_THE DATA_.
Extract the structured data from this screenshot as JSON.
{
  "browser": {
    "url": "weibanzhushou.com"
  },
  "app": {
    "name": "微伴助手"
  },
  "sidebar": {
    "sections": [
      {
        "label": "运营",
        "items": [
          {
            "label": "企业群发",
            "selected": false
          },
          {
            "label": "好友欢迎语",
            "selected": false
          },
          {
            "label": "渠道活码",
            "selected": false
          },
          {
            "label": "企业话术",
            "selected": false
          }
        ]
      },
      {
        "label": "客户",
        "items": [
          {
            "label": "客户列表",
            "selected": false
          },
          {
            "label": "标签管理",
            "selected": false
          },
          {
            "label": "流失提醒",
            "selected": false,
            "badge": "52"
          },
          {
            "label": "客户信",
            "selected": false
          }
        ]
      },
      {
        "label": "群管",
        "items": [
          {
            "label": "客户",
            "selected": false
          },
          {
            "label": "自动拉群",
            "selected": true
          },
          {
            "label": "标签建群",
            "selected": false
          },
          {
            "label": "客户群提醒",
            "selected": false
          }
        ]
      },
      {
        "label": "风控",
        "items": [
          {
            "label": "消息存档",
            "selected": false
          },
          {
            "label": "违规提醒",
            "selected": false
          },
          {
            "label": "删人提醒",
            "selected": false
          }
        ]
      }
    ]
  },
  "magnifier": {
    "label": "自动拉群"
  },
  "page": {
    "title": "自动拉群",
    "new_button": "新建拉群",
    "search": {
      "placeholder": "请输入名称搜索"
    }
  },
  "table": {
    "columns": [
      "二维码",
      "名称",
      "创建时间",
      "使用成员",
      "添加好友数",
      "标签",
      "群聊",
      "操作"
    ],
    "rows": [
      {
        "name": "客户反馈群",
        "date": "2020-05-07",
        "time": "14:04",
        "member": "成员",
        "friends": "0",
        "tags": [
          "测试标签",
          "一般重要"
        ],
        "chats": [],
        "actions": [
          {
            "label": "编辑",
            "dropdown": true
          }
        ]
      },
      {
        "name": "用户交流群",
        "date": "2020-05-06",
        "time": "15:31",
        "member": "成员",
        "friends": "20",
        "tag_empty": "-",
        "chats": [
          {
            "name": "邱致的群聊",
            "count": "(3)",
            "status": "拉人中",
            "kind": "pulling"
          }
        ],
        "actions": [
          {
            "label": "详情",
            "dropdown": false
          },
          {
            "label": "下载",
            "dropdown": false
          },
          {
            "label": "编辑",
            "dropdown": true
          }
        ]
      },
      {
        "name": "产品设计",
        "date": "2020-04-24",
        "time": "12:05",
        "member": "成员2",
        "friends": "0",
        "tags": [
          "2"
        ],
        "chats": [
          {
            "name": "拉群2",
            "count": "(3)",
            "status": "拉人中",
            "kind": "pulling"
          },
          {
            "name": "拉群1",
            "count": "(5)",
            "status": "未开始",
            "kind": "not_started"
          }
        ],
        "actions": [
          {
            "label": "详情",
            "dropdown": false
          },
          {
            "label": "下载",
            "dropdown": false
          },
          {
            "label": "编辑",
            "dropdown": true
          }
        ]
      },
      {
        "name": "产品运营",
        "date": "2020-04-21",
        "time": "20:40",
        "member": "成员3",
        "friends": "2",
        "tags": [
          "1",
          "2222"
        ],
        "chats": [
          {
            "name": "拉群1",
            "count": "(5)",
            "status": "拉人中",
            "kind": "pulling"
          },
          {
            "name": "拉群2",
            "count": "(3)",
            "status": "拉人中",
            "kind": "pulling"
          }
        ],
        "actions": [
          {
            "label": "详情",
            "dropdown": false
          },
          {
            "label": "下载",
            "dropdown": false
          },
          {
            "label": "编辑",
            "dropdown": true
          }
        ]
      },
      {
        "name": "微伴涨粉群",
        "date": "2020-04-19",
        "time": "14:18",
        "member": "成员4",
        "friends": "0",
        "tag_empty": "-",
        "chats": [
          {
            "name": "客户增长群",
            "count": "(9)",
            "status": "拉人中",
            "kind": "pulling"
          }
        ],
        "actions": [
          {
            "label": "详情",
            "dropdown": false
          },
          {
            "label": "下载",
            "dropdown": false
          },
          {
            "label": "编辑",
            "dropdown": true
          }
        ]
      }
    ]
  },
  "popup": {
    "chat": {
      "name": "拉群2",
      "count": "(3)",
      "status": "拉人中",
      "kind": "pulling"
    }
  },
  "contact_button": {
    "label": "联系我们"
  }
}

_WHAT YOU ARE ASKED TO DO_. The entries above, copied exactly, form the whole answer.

_RESULT OF THE EXERCISE_.
Extract the structured data from this screenshot as JSON.
{
  "browser": {
    "url": "weibanzhushou.com"
  },
  "app": {
    "name": "微伴助手"
  },
  "sidebar": {
    "sections": [
      {
        "label": "运营",
        "items": [
          {
            "label": "企业群发",
            "selected": false
          },
          {
            "label": "好友欢迎语",
            "selected": false
          },
          {
            "label": "渠道活码",
            "selected": false
          },
          {
            "label": "企业话术",
            "selected": false
          }
        ]
      },
      {
        "label": "客户",
        "items": [
          {
            "label": "客户列表",
            "selected": false
          },
          {
            "label": "标签管理",
            "selected": false
          },
          {
            "label": "流失提醒",
            "selected": false,
            "badge": "52"
          },
          {
            "label": "客户信",
            "selected": false
          }
        ]
      },
      {
        "label": "群管",
        "items": [
          {
            "label": "客户",
            "selected": false
          },
          {
            "label": "自动拉群",
            "selected": true
          },
          {
            "label": "标签建群",
            "selected": false
          },
          {
            "label": "客户群提醒",
            "selected": false
          }
        ]
      },
      {
        "label": "风控",
        "items": [
          {
            "label": "消息存档",
            "selected": false
          },
          {
            "label": "违规提醒",
            "selected": false
          },
          {
            "label": "删人提醒",
            "selected": false
          }
        ]
      }
    ]
  },
  "magnifier": {
    "label": "自动拉群"
  },
  "page": {
    "title": "自动拉群",
    "new_button": "新建拉群",
    "search": {
      "placeholder": "请输入名称搜索"
    }
  },
  "table": {
    "columns": [
      "二维码",
      "名称",
      "创建时间",
      "使用成员",
      "添加好友数",
      "标签",
      "群聊",
      "操作"
    ],
    "rows": [
      {
        "name": "客户反馈群",
        "date": "2020-05-07",
        "time": "14:04",
        "member": "成员",
        "friends": "0",
        "tags": [
          "测试标签",
          "一般重要"
        ],
        "chats": [],
        "actions": [
          {
            "label": "编辑",
            "dropdown": true
          }
        ]
      },
      {
        "name": "用户交流群",
        "date": "2020-05-06",
        "time": "15:31",
        "member": "成员",
        "friends": "20",
        "tag_empty": "-",
        "chats": [
          {
            "name": "邱致的群聊",
            "count": "(3)",
            "status": "拉人中",
            "kind": "pulling"
          }
        ],
        "actions": [
          {
            "label": "详情",
            "dropdown": false
          },
          {
            "label": "下载",
            "dropdown": false
          },
          {
            "label": "编辑",
            "dropdown": true
          }
        ]
      },
      {
        "name": "产品设计",
        "date": "2020-04-24",
        "time": "12:05",
        "member": "成员2",
        "friends": "0",
        "tags": [
          "2"
        ],
        "chats": [
          {
            "name": "拉群2",
            "count": "(3)",
            "status": "拉人中",
            "kind": "pulling"
          },
          {
            "name": "拉群1",
            "count": "(5)",
            "status": "未开始",
            "kind": "not_started"
          }
        ],
        "actions": [
          {
            "label": "详情",
            "dropdown": false
          },
          {
            "label": "下载",
            "dropdown": false
          },
          {
            "label": "编辑",
            "dropdown": true
          }
        ]
      },
      {
        "name": "产品运营",
        "date": "2020-04-21",
        "time": "20:40",
        "member": "成员3",
        "friends": "2",
        "tags": [
          "1",
          "2222"
        ],
        "chats": [
          {
            "name": "拉群1",
            "count": "(5)",
            "status": "拉人中",
            "kind": "pulling"
          },
          {
            "name": "拉群2",
            "count": "(3)",
            "status": "拉人中",
            "kind": "pulling"
          }
        ],
        "actions": [
          {
            "label": "详情",
            "dropdown": false
          },
          {
            "label": "下载",
            "dropdown": false
          },
          {
            "label": "编辑",
            "dropdown": true
          }
        ]
      },
      {
        "name": "微伴涨粉群",
        "date": "2020-04-19",
        "time": "14:18",
        "member": "成员4",
        "friends": "0",
        "tag_empty": "-",
        "chats": [
          {
            "name": "客户增长群",
            "count": "(9)",
            "status": "拉人中",
            "kind": "pulling"
          }
        ],
        "actions": [
          {
            "label": "详情",
            "dropdown": false
          },
          {
            "label": "下载",
            "dropdown": false
          },
          {
            "label": "编辑",
            "dropdown": true
          }
        ]
      }
    ]
  },
  "popup": {
    "chat": {
      "name": "拉群2",
      "count": "(3)",
      "status": "拉人中",
      "kind": "pulling"
    }
  },
  "contact_button": {
    "label": "联系我们"
  }
}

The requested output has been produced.